## [DATA SECTION]

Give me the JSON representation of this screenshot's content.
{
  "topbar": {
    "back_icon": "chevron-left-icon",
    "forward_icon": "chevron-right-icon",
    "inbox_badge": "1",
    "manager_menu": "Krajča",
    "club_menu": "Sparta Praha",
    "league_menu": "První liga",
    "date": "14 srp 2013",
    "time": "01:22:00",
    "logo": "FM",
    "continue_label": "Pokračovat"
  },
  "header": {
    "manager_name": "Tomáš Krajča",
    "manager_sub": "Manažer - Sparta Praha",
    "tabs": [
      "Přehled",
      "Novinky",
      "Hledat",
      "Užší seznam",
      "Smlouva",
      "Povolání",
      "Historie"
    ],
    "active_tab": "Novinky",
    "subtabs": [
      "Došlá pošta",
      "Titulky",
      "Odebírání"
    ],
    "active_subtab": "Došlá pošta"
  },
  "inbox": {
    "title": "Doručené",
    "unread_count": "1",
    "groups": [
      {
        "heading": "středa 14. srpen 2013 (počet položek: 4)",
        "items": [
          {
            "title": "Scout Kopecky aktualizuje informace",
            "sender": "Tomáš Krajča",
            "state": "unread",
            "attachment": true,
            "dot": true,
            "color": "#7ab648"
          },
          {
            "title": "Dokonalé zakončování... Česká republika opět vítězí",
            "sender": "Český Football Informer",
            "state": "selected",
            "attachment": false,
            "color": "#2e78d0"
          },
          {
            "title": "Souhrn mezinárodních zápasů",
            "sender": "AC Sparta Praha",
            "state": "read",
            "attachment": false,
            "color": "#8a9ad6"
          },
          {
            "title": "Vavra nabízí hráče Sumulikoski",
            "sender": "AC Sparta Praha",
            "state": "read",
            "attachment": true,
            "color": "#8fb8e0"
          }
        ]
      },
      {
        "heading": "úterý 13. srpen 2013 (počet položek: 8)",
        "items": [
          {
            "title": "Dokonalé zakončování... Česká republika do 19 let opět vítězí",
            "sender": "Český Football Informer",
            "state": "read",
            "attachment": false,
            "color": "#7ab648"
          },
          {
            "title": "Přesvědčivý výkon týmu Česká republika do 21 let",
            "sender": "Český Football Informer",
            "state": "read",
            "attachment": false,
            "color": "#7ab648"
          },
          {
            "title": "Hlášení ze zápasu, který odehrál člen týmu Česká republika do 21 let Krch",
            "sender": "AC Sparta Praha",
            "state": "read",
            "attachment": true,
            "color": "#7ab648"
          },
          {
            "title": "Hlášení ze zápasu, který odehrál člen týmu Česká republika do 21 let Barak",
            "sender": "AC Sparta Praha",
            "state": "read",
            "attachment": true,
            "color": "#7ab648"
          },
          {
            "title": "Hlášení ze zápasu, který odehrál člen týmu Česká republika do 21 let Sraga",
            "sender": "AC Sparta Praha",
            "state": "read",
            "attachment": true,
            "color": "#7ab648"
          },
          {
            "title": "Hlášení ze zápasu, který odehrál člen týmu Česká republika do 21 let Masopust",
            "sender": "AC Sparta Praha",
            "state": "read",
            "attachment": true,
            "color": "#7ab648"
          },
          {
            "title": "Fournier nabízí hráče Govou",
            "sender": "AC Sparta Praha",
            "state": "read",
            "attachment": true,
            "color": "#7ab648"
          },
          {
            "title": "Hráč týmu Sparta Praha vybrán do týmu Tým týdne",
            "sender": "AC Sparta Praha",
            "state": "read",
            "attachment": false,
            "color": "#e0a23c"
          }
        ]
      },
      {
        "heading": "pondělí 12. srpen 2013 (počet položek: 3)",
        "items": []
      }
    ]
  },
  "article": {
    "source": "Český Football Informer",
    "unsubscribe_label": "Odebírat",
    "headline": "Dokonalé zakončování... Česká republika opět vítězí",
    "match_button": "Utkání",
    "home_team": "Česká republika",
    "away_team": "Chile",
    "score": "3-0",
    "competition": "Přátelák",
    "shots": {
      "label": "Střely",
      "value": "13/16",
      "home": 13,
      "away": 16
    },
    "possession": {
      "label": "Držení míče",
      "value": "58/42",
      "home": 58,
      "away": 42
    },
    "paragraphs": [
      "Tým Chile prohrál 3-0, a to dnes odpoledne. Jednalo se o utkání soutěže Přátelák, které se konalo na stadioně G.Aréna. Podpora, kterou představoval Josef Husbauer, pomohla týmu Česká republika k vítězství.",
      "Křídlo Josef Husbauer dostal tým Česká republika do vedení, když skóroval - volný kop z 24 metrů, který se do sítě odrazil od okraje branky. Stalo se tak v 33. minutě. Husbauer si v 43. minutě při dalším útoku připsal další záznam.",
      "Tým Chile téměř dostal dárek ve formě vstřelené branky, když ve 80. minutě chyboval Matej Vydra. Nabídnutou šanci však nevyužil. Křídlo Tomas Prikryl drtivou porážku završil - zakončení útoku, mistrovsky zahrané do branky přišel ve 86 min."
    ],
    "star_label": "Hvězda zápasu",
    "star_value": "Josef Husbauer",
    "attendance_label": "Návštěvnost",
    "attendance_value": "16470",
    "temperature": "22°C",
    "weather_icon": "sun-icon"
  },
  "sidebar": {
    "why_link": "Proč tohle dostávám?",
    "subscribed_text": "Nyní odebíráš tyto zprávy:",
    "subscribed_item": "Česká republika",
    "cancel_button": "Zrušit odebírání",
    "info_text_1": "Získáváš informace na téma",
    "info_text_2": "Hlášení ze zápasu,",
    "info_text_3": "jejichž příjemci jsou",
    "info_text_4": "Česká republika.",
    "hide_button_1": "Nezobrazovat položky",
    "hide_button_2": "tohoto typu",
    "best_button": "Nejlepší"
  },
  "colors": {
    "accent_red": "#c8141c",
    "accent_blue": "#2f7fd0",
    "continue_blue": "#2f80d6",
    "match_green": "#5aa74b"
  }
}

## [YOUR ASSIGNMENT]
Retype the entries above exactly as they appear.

## [EXERCISE RESULT]
Give me the JSON representation of this screenshot's content.
{
  "topbar": {
    "back_icon": "chevron-left-icon",
    "forward_icon": "chevron-right-icon",
    "inbox_badge": "1",
    "manager_menu": "Krajča",
    "club_menu": "Sparta Praha",
    "league_menu": "První liga",
    "date": "14 srp 2013",
    "time": "01:22:00",
    "logo": "FM",
    "continue_label": "Pokračovat"
  },
  "header": {
    "manager_name": "Tomáš Krajča",
    "manager_sub": "Manažer - Sparta Praha",
    "tabs": [
      "Přehled",
      "Novinky",
      "Hledat",
      "Užší seznam",
      "Smlouva",
      "Povolání",
      "Historie"
    ],
    "active_tab": "Novinky",
    "subtabs": [
      "Došlá pošta",
      "Titulky",
      "Odebírání"
    ],
    "active_subtab": "Došlá pošta"
  },
  "inbox": {
    "title": "Doručené",
    "unread_count": "1",
    "groups": [
      {
        "heading": "středa 14. srpen 2013 (počet položek: 4)",
        "items": [
          {
            "title": "Scout Kopecky aktualizuje informace",
            "sender": "Tomáš Krajča",
            "state": "unread",
            "attachment": true,
            "dot": true,
            "color": "#7ab648"
          },
          {
            "title": "Dokonalé zakončování... Česká republika opět vítězí",
            "sender": "Český Football Informer",
            "state": "selected",
            "attachment": false,
            "color": "#2e78d0"
          },
          {
            "title": "Souhrn mezinárodních zápasů",
            "sender": "AC Sparta Praha",
            "state": "read",
            "attachment": false,
            "color": "#8a9ad6"
          },
          {
            "title": "Vavra nabízí hráče Sumulikoski",
            "sender": "AC Sparta Praha",
            "state": "read",
            "attachment": true,
            "color": "#8fb8e0"
          }
        ]
      },
      {
        "heading": "úterý 13. srpen 2013 (počet položek: 8)",
        "items": [
          {
            "title": "Dokonalé zakončování... Česká republika do 19 let opět vítězí",
            "sender": "Český Football Informer",
            "state": "read",
            "attachment": false,
            "color": "#7ab648"
          },
          {
            "title": "Přesvědčivý výkon týmu Česká republika do 21 let",
            "sender": "Český Football Informer",
            "state": "read",
            "attachment": false,
            "color": "#7ab648"
          },
          {
            "title": "Hlášení ze zápasu, který odehrál člen týmu Česká republika do 21 let Krch",
            "sender": "AC Sparta Praha",
            "state": "read",
            "attachment": true,
            "color": "#7ab648"
          },
          {
            "title": "Hlášení ze zápasu, který odehrál člen týmu Česká republika do 21 let Barak",
            "sender": "AC Sparta Praha",
            "state": "read",
            "attachment": true,
            "color": "#7ab648"
          },
          {
            "title": "Hlášení ze zápasu, který odehrál člen týmu Česká republika do 21 let Sraga",
            "sender": "AC Sparta Praha",
            "state": "read",
            "attachment": true,
            "color": "#7ab648"
          },
          {
            "title": "Hlášení ze zápasu, který odehrál člen týmu Česká republika do 21 let Masopust",
            "sender": "AC Sparta Praha",
            "state": "read",
            "attachment": true,
            "color": "#7ab648"
          },
          {
            "title": "Fournier nabízí hráče Govou",
            "sender": "AC Sparta Praha",
            "state": "read",
            "attachment": true,
            "color": "#7ab648"
          },
          {
            "title": "Hráč týmu Sparta Praha vybrán do týmu Tým týdne",
            "sender": "AC Sparta Praha",
            "state": "read",
            "attachment": false,
            "color": "#e0a23c"
          }
        ]
      },
      {
        "heading": "pondělí 12. srpen 2013 (počet položek: 3)",
        "items": []
      }
    ]
  },
  "article": {
    "source": "Český Football Informer",
    "unsubscribe_label": "Odebírat",
    "headline": "Dokonalé zakončování... Česká republika opět vítězí",
    "match_button": "Utkání",
    "home_team": "Česká republika",
    "away_team": "Chile",
    "score": "3-0",
    "competition": "Přátelák",
    "shots": {
      "label": "Střely",
      "value": "13/16",
      "home": 13,
      "away": 16
    },
    "possession": {
      "label": "Držení míče",
      "value": "58/42",
      "home": 58,
      "away": 42
    },
    "paragraphs": [
      "Tým Chile prohrál 3-0, a to dnes odpoledne. Jednalo se o utkání soutěže Přátelák, které se konalo na stadioně G.Aréna. Podpora, kterou představoval Josef Husbauer, pomohla týmu Česká republika k vítězství.",
      "Křídlo Josef Husbauer dostal tým Česká republika do vedení, když skóroval - volný kop z 24 metrů, který se do sítě odrazil od okraje branky. Stalo se tak v 33. minutě. Husbauer si v 43. minutě při dalším útoku připsal další záznam.",
      "Tým Chile téměř dostal dárek ve formě vstřelené branky, když ve 80. minutě chyboval Matej Vydra. Nabídnutou šanci však nevyužil. Křídlo Tomas Prikryl drtivou porážku završil - zakončení útoku, mistrovsky zahrané do branky přišel ve 86 min."
    ],
    "star_label": "Hvězda zápasu",
    "star_value": "Josef Husbauer",
    "attendance_label": "Návštěvnost",
    "attendance_value": "16470",
    "temperature": "22°C",
    "weather_icon": "sun-icon"
  },
  "sidebar": {
    "why_link": "Proč tohle dostávám?",
    "subscribed_text": "Nyní odebíráš tyto zprávy:",
    "subscribed_item": "Česká republika",
    "cancel_button": "Zrušit odebírání",
    "info_text_1": "Získáváš informace na téma",
    "info_text_2": "Hlášení ze zápasu,",
    "info_text_3": "jejichž příjemci jsou",
    "info_text_4": "Česká republika.",
    "hide_button_1": "Nezobrazovat položky",
    "hide_button_2": "tohoto typu",
    "best_button": "Nejlepší"
  },
  "colors": {
    "accent_red": "#c8141c",
    "accent_blue": "#2f7fd0",
    "continue_blue": "#2f80d6",
    "match_green": "#5aa74b"
  }
}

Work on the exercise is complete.